The Tuolumne County Board of Supervisors last week took a positive step in development of a new law and justice center off Old Wards Ferry Road in Sonora.
To include a juvenile hall, a new jail, offices for the district attorney and public defender, a larger Highway Patrol headquarters and a civil and criminal courthouse, the project is badly needed. Studies ranging back nearly two decades have warned that present offices are inadequate and, more recently, several grand juries have urged action. Last month the Planning Commission — after hearing from the DA, the chief probation officer, the county sheriff and Sonora’s chief of police — endorsed the project.
Certification of the environmental impact report and approval of the required general plan amendment and rezonings, as recommended by County Administrator Craig Pedro, seemed the obvious course of action for supervisors.
So it was disappointing last week’s vote was not unanimous. Had dissenting board members Teri Murrison and John Gray persuaded just one more supervisor to join them, the law and justice center project would have gone back to square one. The Gardella family-owned Old Wards Ferry Road property would have been off the table, immediately saving the county some $4.1 million ($100,000 in “earnest money” would have been lost).
The savings, however, would have been short lived: Because the county’s proposed 30-bed juvenile detention facility would suddenly be without a site, the state would likely pull the $16 million in construction funds it promised last spring. Winning the money back would prove difficult if not impossible.
Then, a time-consuming search for a new law and justice center site — or many separate sites for its various components — would begin. Next would come a new EIR and, perhaps, opponents of the new location.
Much of the work would be repetitious, as Pedro and other county officials put a high priority on finding a centrally located site where neighbors would not complain.
Meanwhile, the clock would continue ticking, land and building prices would climb and existing facilities would continue to deteriorate.

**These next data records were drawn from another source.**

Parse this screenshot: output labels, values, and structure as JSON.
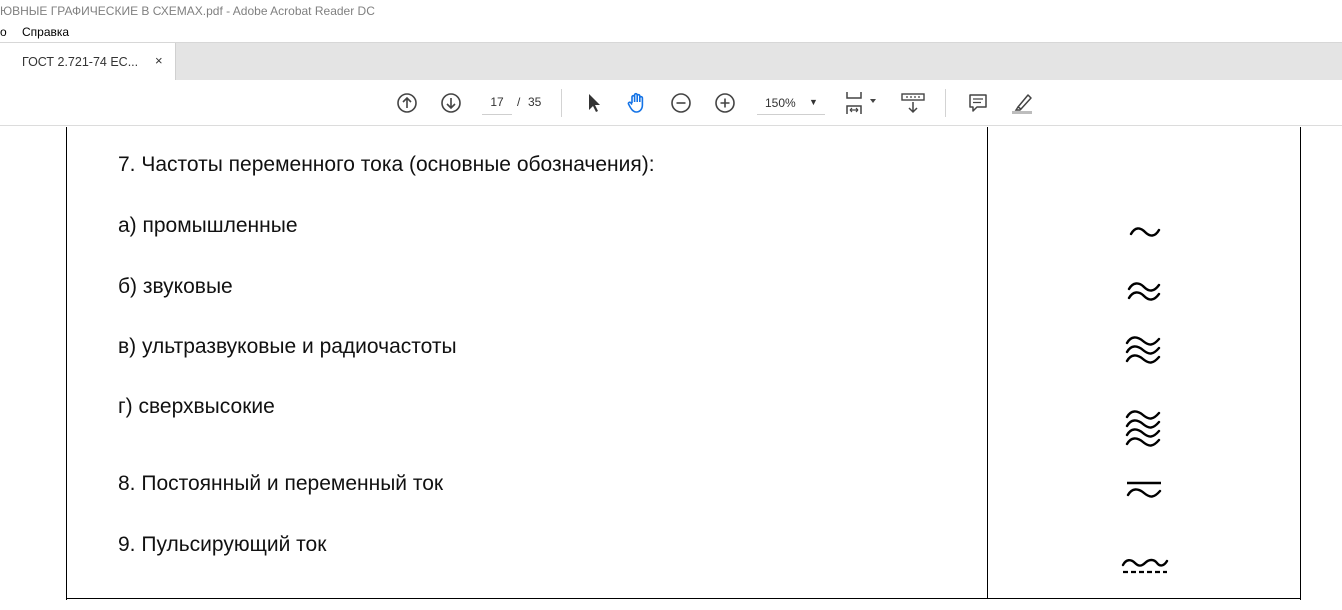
{
  "window": {
    "title": "ЮВНЫЕ ГРАФИЧЕСКИЕ В СХЕМАХ.pdf - Adobe Acrobat Reader DC"
  },
  "menu": {
    "items": [
      {
        "label": "о"
      },
      {
        "label": "Справка"
      }
    ]
  },
  "tabs": [
    {
      "label": "ГОСТ 2.721-74 ЕС...",
      "close": "×"
    }
  ],
  "toolbar": {
    "page_current": "17",
    "page_separator": "/",
    "page_total": "35",
    "zoom_value": "150%",
    "zoom_caret": "▼",
    "icons": [
      "prev-page-icon",
      "next-page-icon",
      "select-cursor-icon",
      "hand-tool-icon",
      "zoom-out-icon",
      "zoom-in-icon",
      "page-fit-icon",
      "scroll-mode-icon",
      "comment-icon",
      "highlight-pen-icon"
    ],
    "accent": "#1473e6"
  },
  "document": {
    "rows": [
      {
        "text": "7. Частоты переменного тока (основные обозначения):",
        "symbol": ""
      },
      {
        "text": "а) промышленные",
        "symbol": "single-wave"
      },
      {
        "text": "б) звуковые",
        "symbol": "double-wave"
      },
      {
        "text": "в) ультразвуковые и радиочастоты",
        "symbol": "triple-wave"
      },
      {
        "text": "г) сверхвысокие",
        "symbol": "quad-wave"
      },
      {
        "text": "8. Постоянный и переменный ток",
        "symbol": "dc-ac"
      },
      {
        "text": "9. Пульсирующий ток",
        "symbol": "pulsating"
      }
    ]
  }
}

Even the dissenting supervisors agree that the county’s present and widely scattered law and justice buildings and offices are cramped, antiquated and inefficient. Parking, communication and access problems that have plagued these offices for years would only worsen if nothing is done.

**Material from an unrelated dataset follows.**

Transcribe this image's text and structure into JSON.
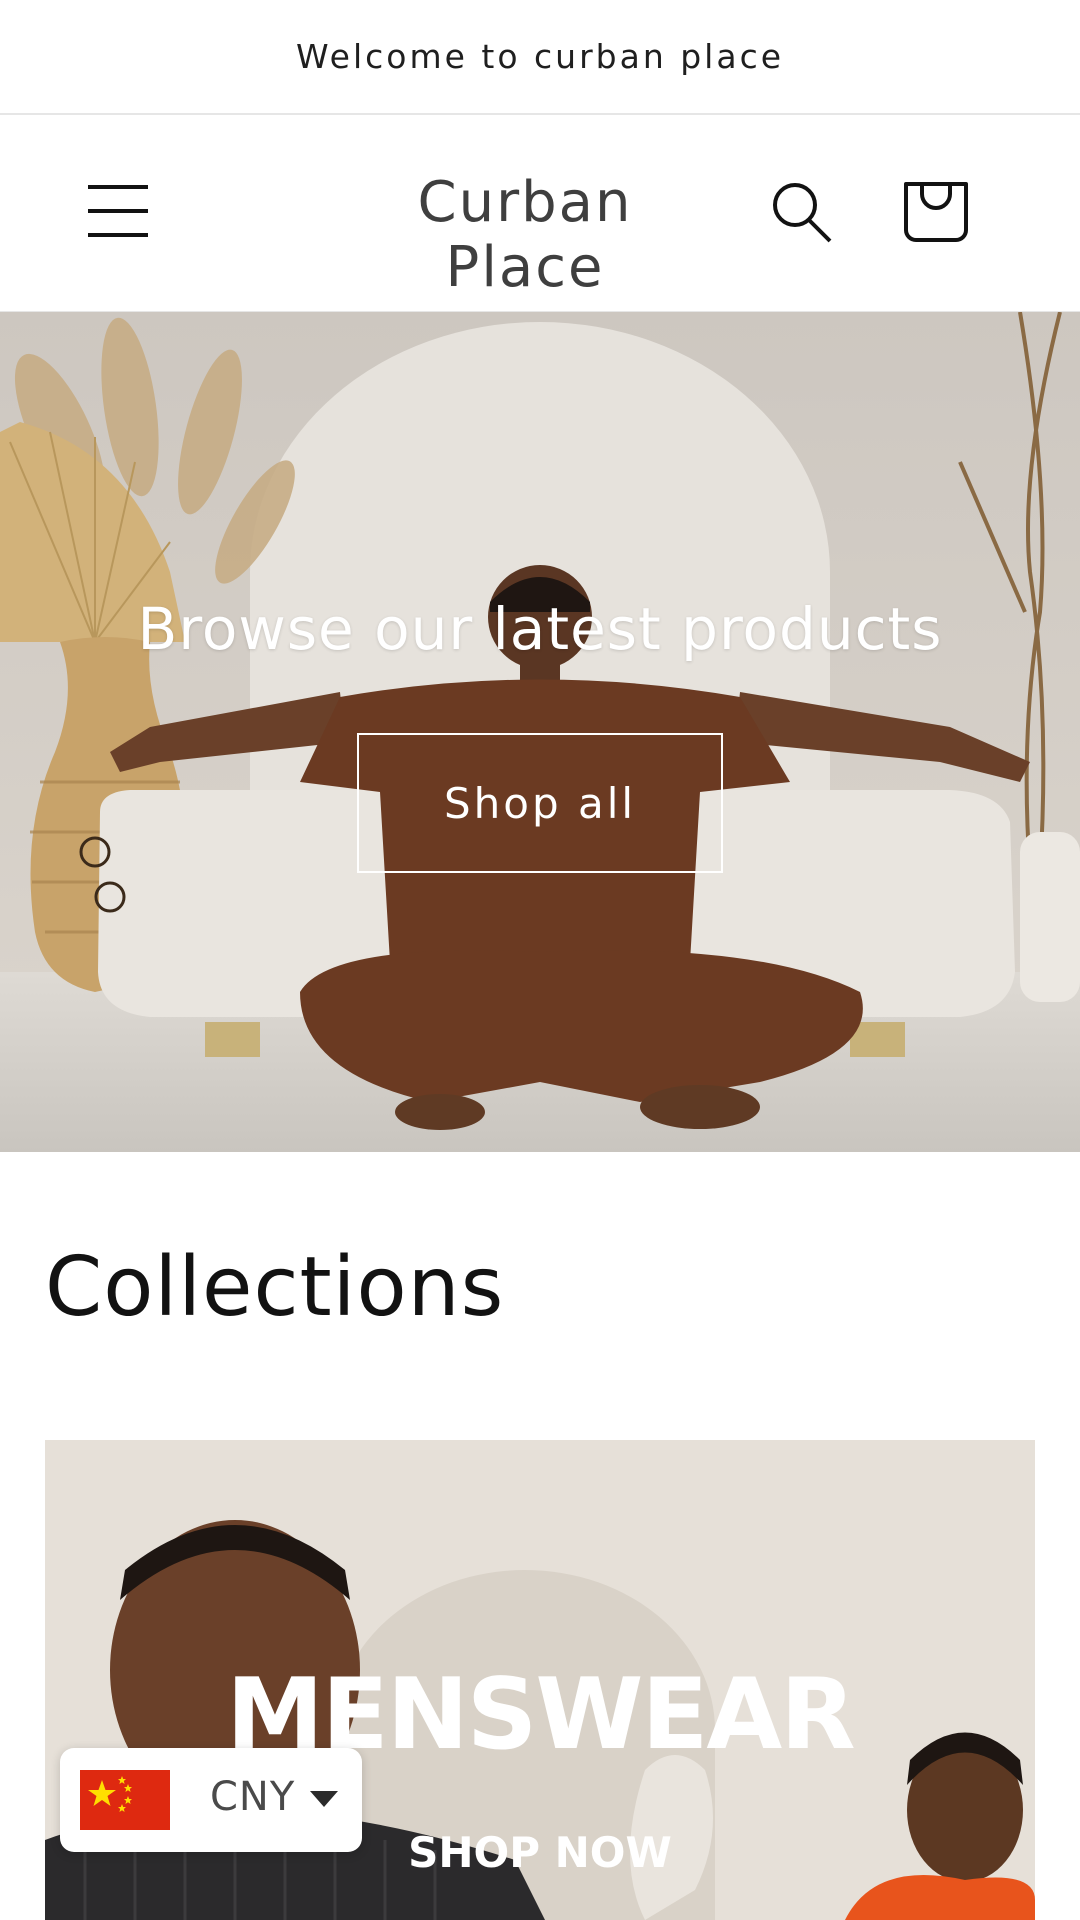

Many are concerned with the project’s estimated $253 million price tag, an otherworldly sum in these recession days.
But consider this: Pedro estimates that the state — because of the juvenile hall grant, jail construction funds, Sacramento’s responsibility for the courts and other funding — will cover at least $163 million of tab.
It’s important to remember that this significant, much-needed public works project is to be built over a long period of time as funding becomes available. We already know that the state would cover all of the courts building and the CHP headquarters costs, and nearly three-quarters of the juvenile hall price tag. As time goes on, more state and federal funds may well be available for other parts of the center, particularly the jail.
This massive infusion of state dollars will be of great benefit to our local economy, as the positive effect of construction dollars in any community is well documented.
As CAO Pedro told the board: “The need for the project is real. The property site is the right one — with no viable alternatives. The project can and will be responsibly funded over an extended period of time.”
The next step will be an architectural design phase, which may take from 12 to 18 months. We salute county administrators and department heads for successfully bringing this beneficial project this far and staying focused on the ultimate goal.
The issue is clear; the need is compelling. We commend Supervisors Dick Pland, Liz Bass and Paolo Maffei for exercising the vision, foresight and leadership for the long-term benefit and interest of Tuolumne County.